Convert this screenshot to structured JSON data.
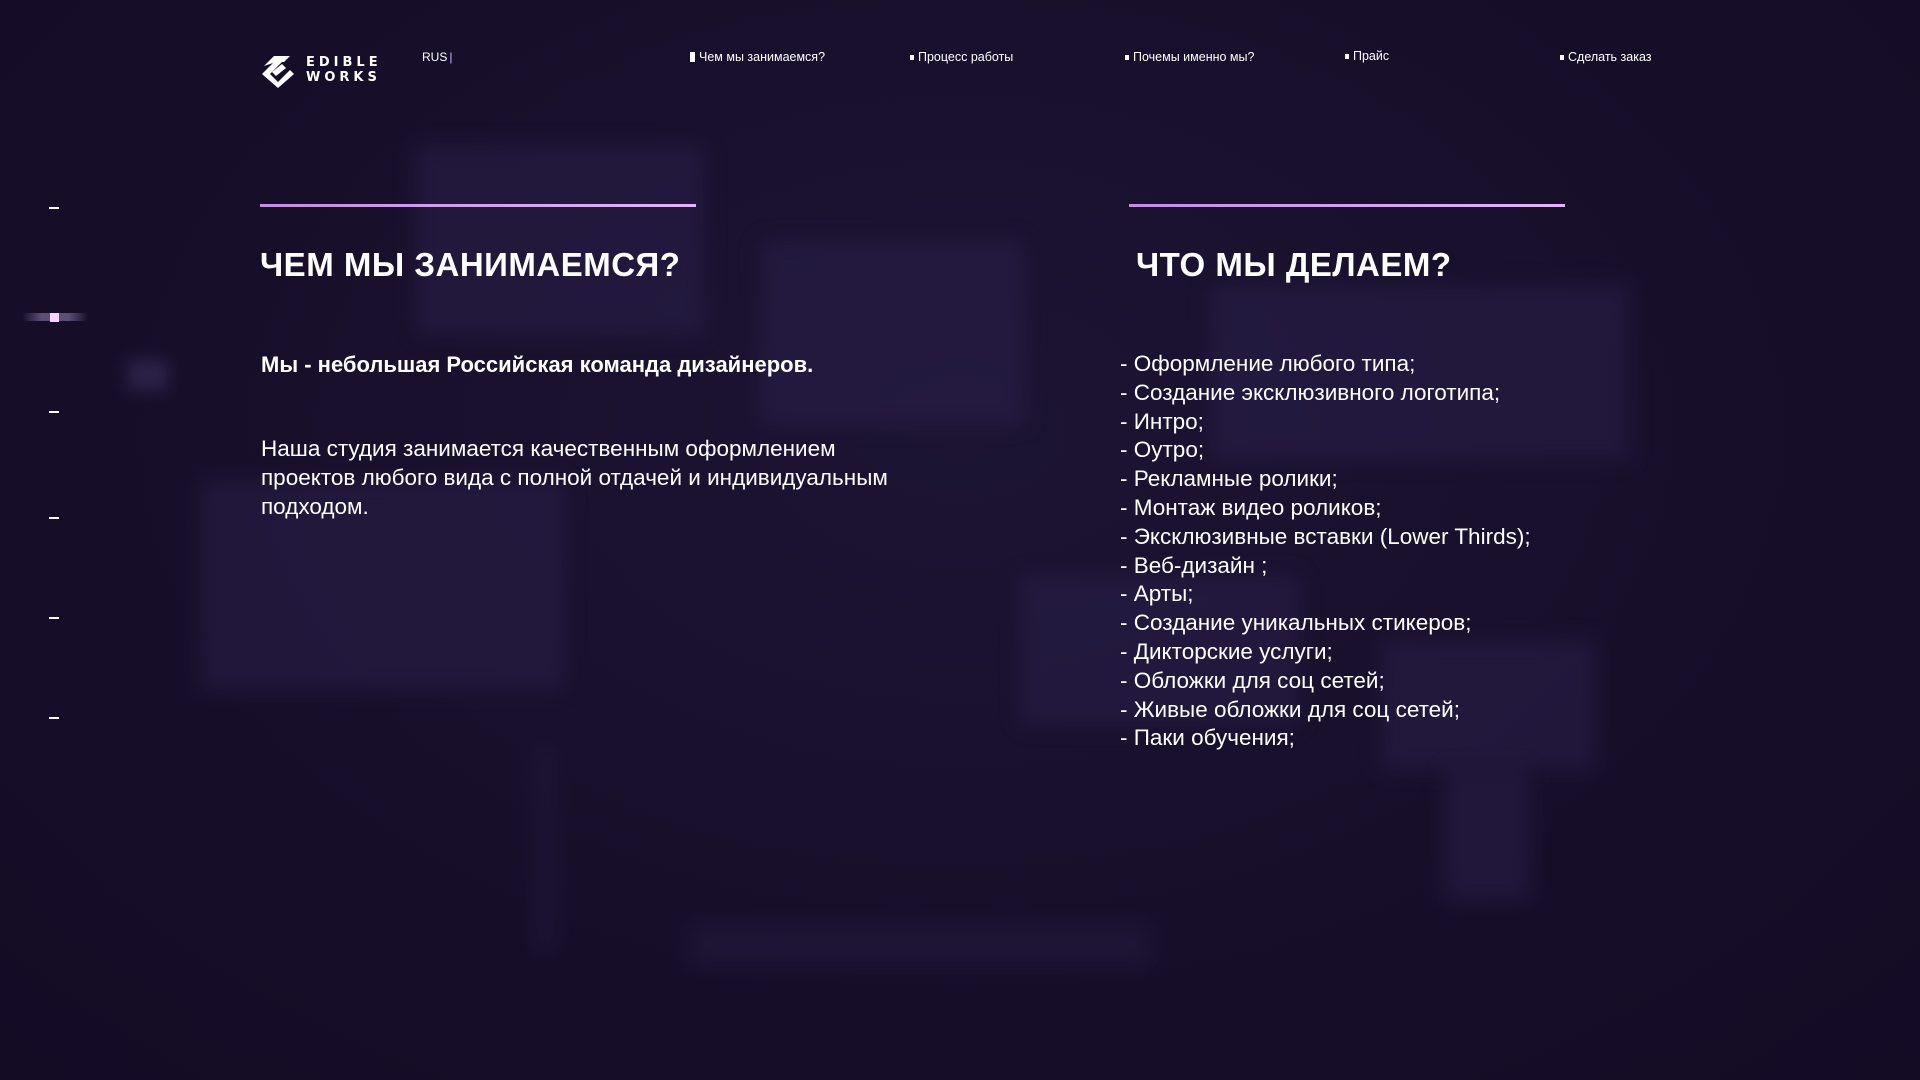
{
  "header": {
    "logo": {
      "line1": "EDIBLE",
      "line2": "WORKS"
    },
    "lang": "RUS",
    "lang_separator": "|",
    "nav": [
      {
        "label": "Чем мы занимаемся?",
        "active": true
      },
      {
        "label": "Процесс работы",
        "active": false
      },
      {
        "label": "Почемы именно мы?",
        "active": false
      },
      {
        "label": "Прайс",
        "active": false
      },
      {
        "label": "Сделать заказ",
        "active": false
      }
    ]
  },
  "side_nav": {
    "count": 6,
    "active_index": 1
  },
  "about": {
    "heading": "ЧЕМ МЫ ЗАНИМАЕМСЯ?",
    "lead": "Мы - небольшая Российская команда дизайнеров.",
    "body": "Наша студия занимается качественным оформлением проектов любого вида с полной отдачей и индивидуальным подходом."
  },
  "services": {
    "heading": "ЧТО МЫ ДЕЛАЕМ?",
    "items": [
      "- Оформление любого типа;",
      "- Создание эксклюзивного логотипа;",
      "- Интро;",
      "- Оутро;",
      "- Рекламные ролики;",
      "- Монтаж видео роликов;",
      "- Эксклюзивные вставки (Lower Thirds);",
      "- Веб-дизайн ;",
      "- Арты;",
      "- Создание уникальных стикеров;",
      "- Дикторские услуги;",
      "- Обложки для соц сетей;",
      "- Живые обложки для соц сетей;",
      "- Паки обучения;"
    ]
  },
  "colors": {
    "background": "#17102a",
    "accent": "#d9a0f5",
    "text": "#ffffff"
  }
}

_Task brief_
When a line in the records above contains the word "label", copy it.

_Written response_
        "label": "Чем мы занимаемся?",
        "label": "Процесс работы",
        "label": "Почемы именно мы?",
        "label": "Прайс",
        "label": "Сделать заказ",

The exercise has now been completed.